As part of the long, painful spiral that magazines and newspapers are in, the
genre known as "Shelter" magazines have not been immune. In this country, Domino, Metropolitan
Home and House
& Garden have all
perished, as have smaller titles like Oprah Winfrey's O
at Home and Martha
Stewart's Blueprint. Yet
surprisingly, while tiles such as these have closed in the US, a vibrant new
generation of interior design titles are rising in Russia, Brazil and especially
These aren't webzines, but real magazines, printed on glossy paper and which
serve as a showcase for a rising market in those countries featuring the latest
in appliances, style, furniture and fixtures. In a model we've all seen, they
take the reader through the homes of the rich and famous, and are thick with
advertisers eager to reach this burgeoning market.
is all about the explosion of the middle class and the mass urbanization of
certain countries," claims Mark Strauss, president of Interior Design Media
Group, a division of Sandow Media, which prints Interior
Design and Luxe magazines
as well as the trade newspaper Furniture
Today in the United
States. "People are starting to have nicer homes, so they want nicer things,
which in turn means that they want to see what those nicer things are."
Sandow acquired Surface
Asia, Surface China and Interior
Design China this past
April, each of which Strauss described as "becoming incredibly successful in a
very short period of time."
"I'm now looking to Korea," he said.
Eager to join in, Conde Nast's Architectural
Digest launched a Chinese edition this April, and the Indian
version is scheduled to launch in 2012.
But it's not just the "foreign devils" who are cashing in on the phenomenon.
Local publishers are in the hunt as well, and more than a dozen new design
magazines have launched in Russia alone over the last two years.
Home Magazine is
just such a title. A Russian magazine started in 2009, at 10,000 their
circulation is modest by American standards, but they have attracted some of the
most influential advertisers in the home furnishing industry.
Editor in Chief Natalia Pirogova explains that "many people have become rich
here, so they're moving from small apartments into large houses," adding that
"interior design has suddenly become very important for them."
In Brazil, a magazine called Casa
Vogue is a spin off of the famed fashion magazine and has been
publishing for close to 25 years, but for the first time is facing serious
competition for advertising revenue. New titles such as Bamboo,
Wish Casa and Minha
Casa have strong appeal
to the growing middle class.
Yet with more than 20% of the earth's population, it is the Chinese
marketplace that is truly surging. Dozens of new titles have been launched in
this genre over the last few years, many with English language names such as Home
Idea Magazine, Residence (pictured

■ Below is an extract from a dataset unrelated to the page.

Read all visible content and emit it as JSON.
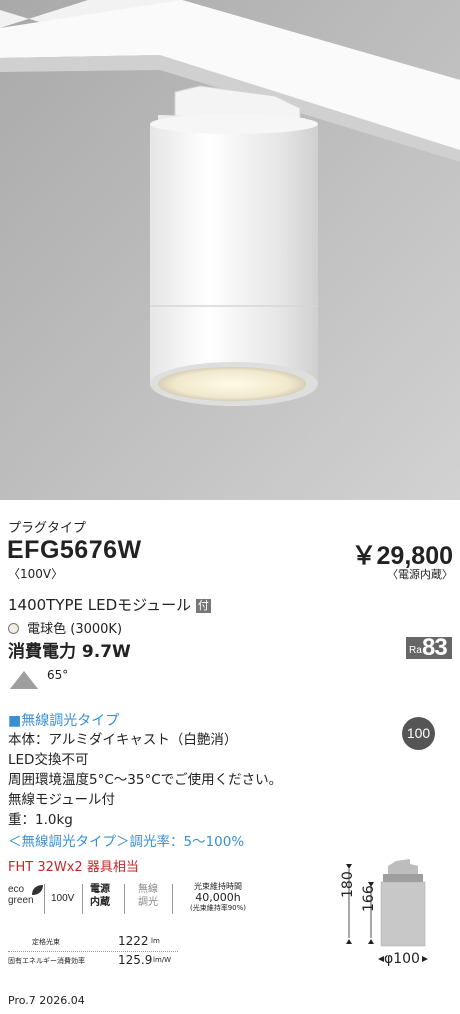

here), and my personal favorite, Home-My Living.
Despite the cachet of their English language title, all the headlines are
Cantonese or Mandarin.
Sandow's Mark Strauss asks: "Is there a real estate bubble going on there or
not? Either way you have a lot more people with bigger homes that have to be
furnished," and noted that China's residents live in an astonishing number of
cities equal to or larger than Los Angeles.
surprisingly, it is to L.A. that the Chinese often turn for ideas, as modern
California style is exploding.
California designer Jamie Bush says that within the last six months, "all of
a sudden, the calls started coming in. Five separate Chinese publications have
contacted me in just a few months, and many of them have featured my projects."
This year alone, Bush has also been featured in magazines in Russia, Brazil
and Bulgaria, and he will be featured in an upcoming edition of Architectural
In our lifetimes, we've seen "Made in Japan", "Made in Hong Kong", "Made in
Korea" and "Made in China", among others. Maybe the tide will turn if we know
how to capitalize on it. Maybe we'll see a time a time when "Made in America"
will be the hot item, like it was for most of the last century. If the American
publishers can find a way to extend their brands and increase profits in
these developing markets, we're all for it. One can only hope that they don't
make the same mistakes they've made here.
This article originally appeared on
July 21, 2011